Why target only the two Alaska senators?
“They appeared to be the most receptive on the Republican side,” Schumer’s office told MJBizDaily.
A spokesperson added that this is only the start, saying the majority leader and his staff are “going to continue to try to do outreach to Republicans.”
Even with Schumer apparently casting a small net, Senate Banking Committee Chair Sherrod Brown dismissed suggestions the majority leader is buying time because a bipartisan compromise is impossible as long as Democrats demand criminal justice reform be a part of marijuana reform.
Since Republican Cory Gardner lost his Colorado reelection bid in 2020, Brown argued, the Senate GOP conference has been left without a cannabis point person.
“I haven’t seen anybody really step up,” said Brown, an Ohio Democrat. “They want to do the banks’ business. They want to do their bidding, but that’s not exactly breaking news that Republicans want to help the banks.”
While Republicans dispute Brown’s charge of doing the “bidding” on behalf of financial institutions, most lawmakers – even in anti-marijuana states – have heard from their state’s banks.
“Certainly, I’ve had my bankers, financial institutions interested in this topic,” Kansas Sen. Jerry Moran, a member of the Banking Committee, told MJBizDaily.
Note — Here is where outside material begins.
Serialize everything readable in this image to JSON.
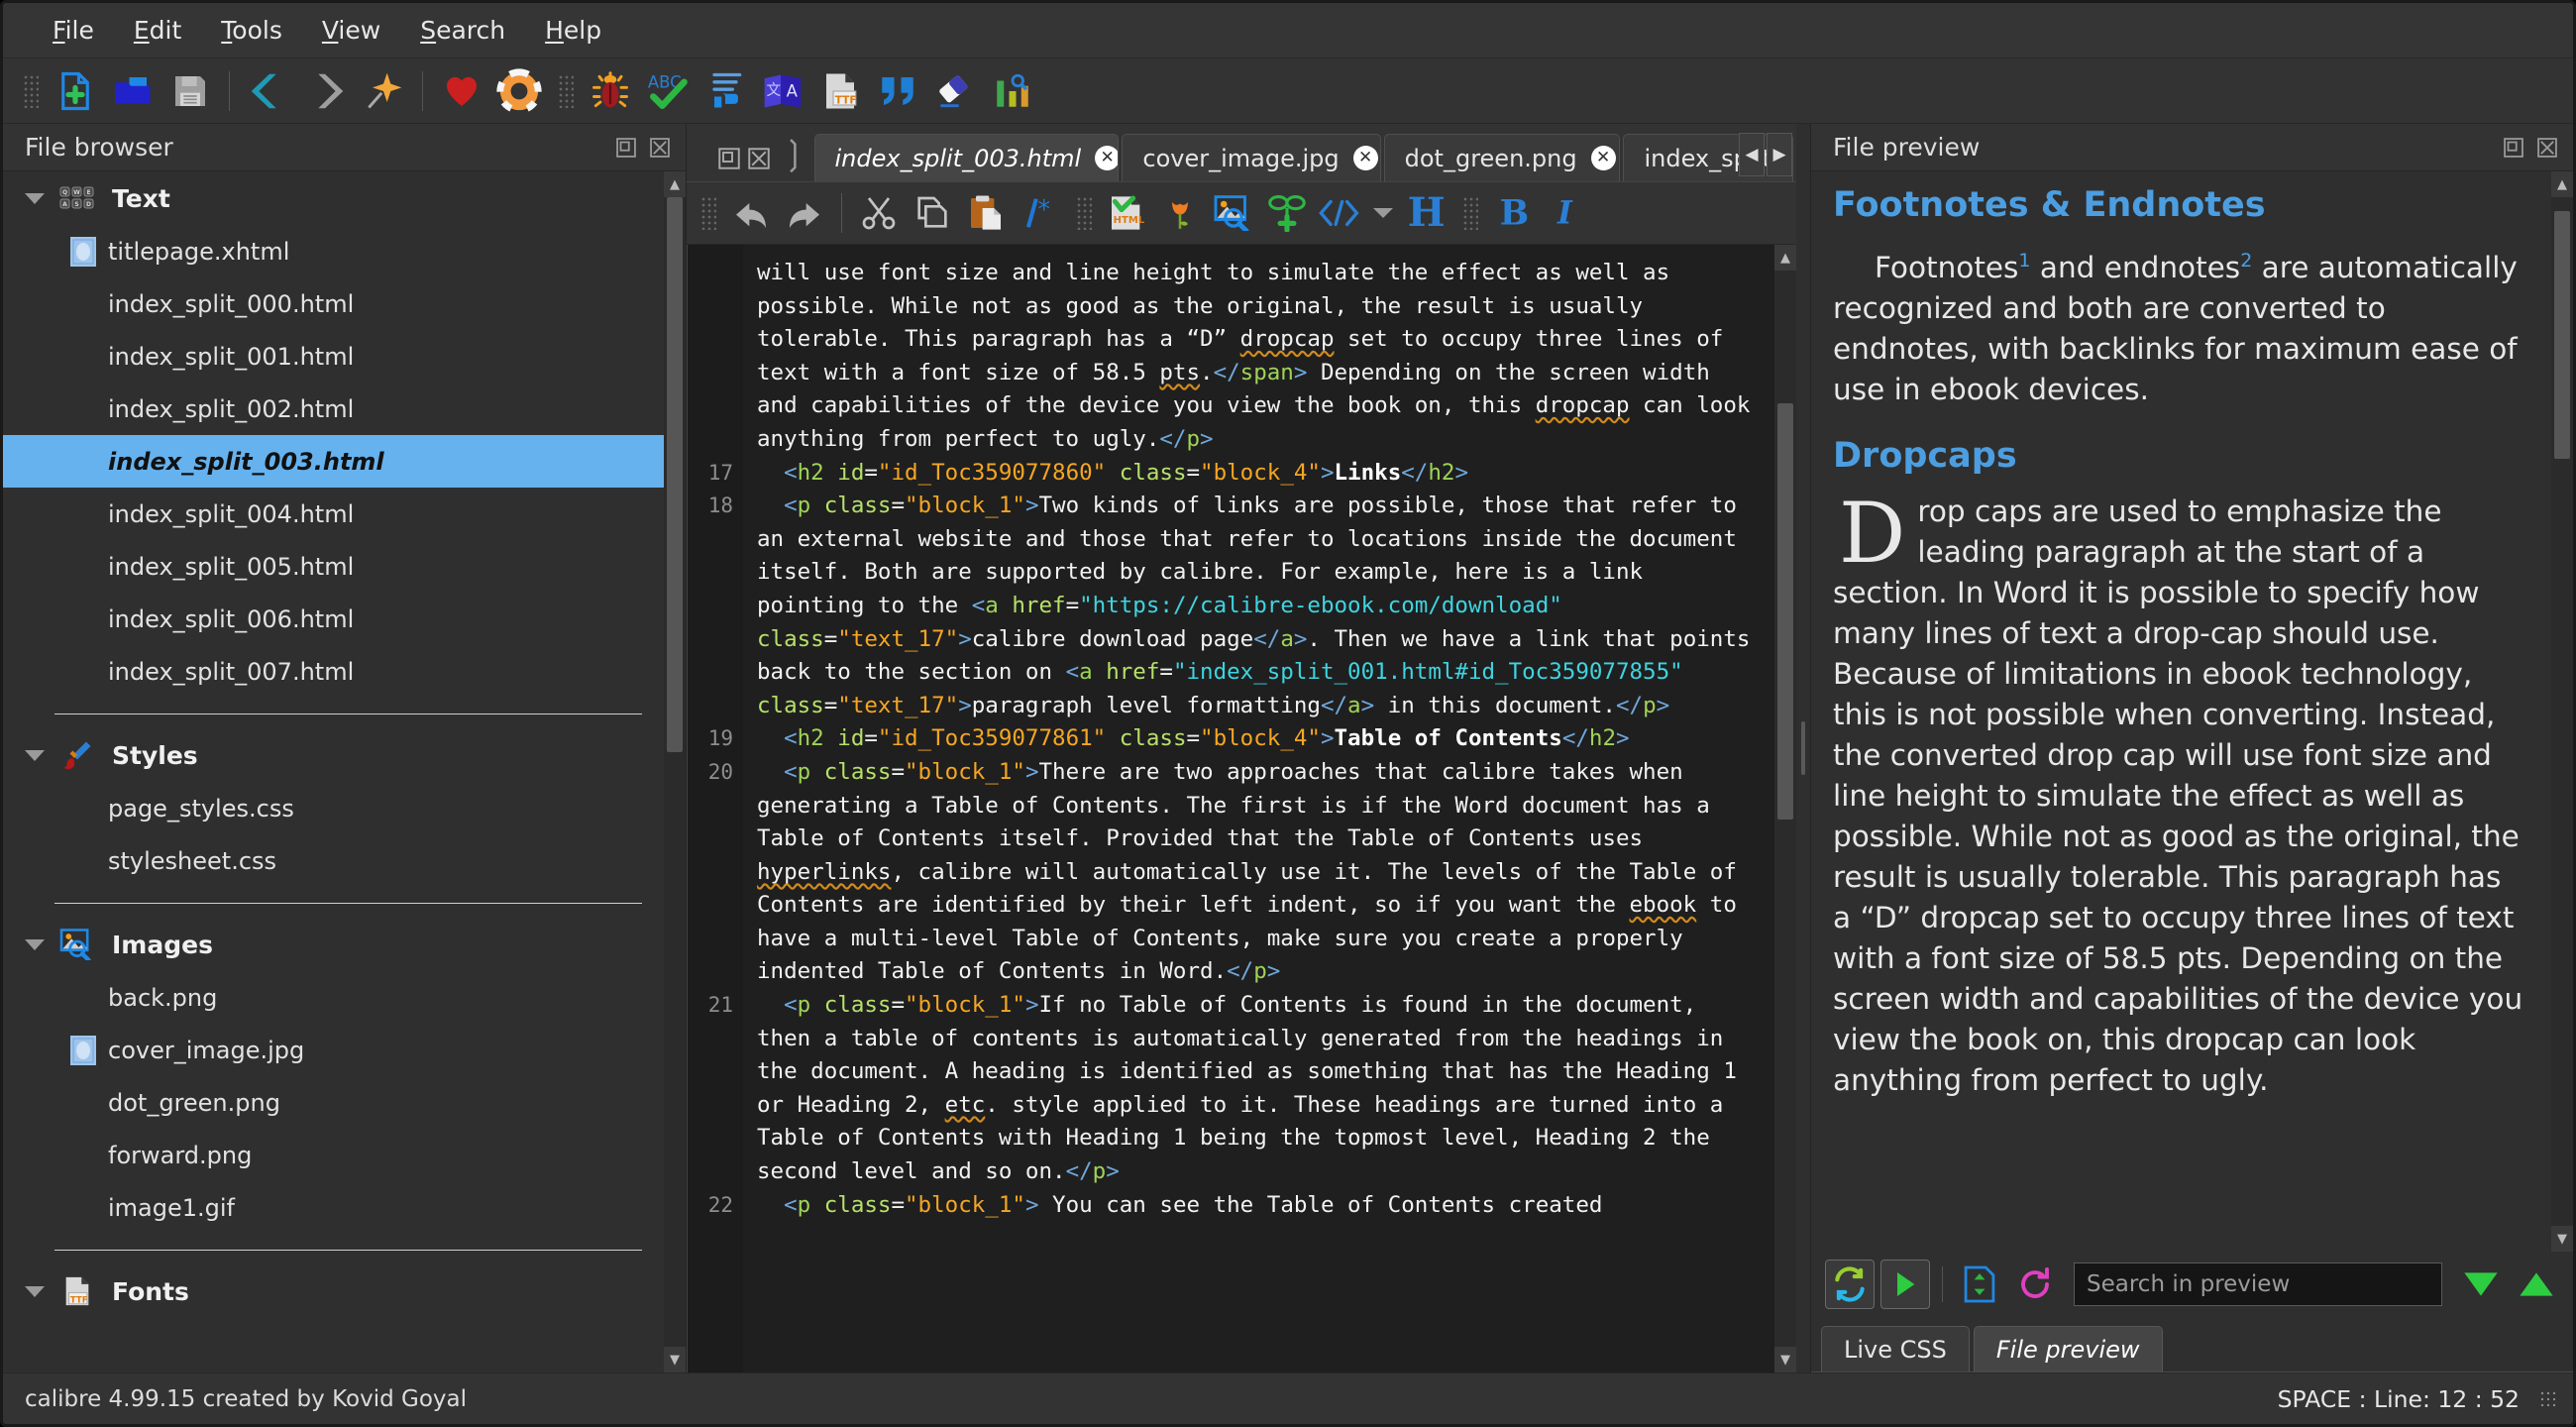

One Republican itching for financial reform targeted for the cannabis industry has cautionary words for Schumer – even if the majority leader has yet to approach him on the topic.
“We’re just trying to keep everybody on the SAFE Banking Act and not expand it,” Montana Sen. Steve Daines told MJBizDaily. “If we can keep everybody in a limited scope on the SAFE Banking Act, there’s a chance we can get this thing through.”
Daines is the lead Republican sponsor of the SAFE Banking Act.
The more concessions allotted to the progressive wing of the Democratic Party, the Montana Republican argued, the more complicated-to-impossible the Senate math gets.
Daines, in fact, said any marijuana reform bill would fail with the current Senate makeup if it included criminal justice components championed by progressive Democrats, but that the SAFE Banking Act remains politically viable.
“We have bipartisan support, of course, for the SAFE Banking Act, and we’ve got enough Republican votes that we can get it passed,” Daines noted. “So, let’s take the step.”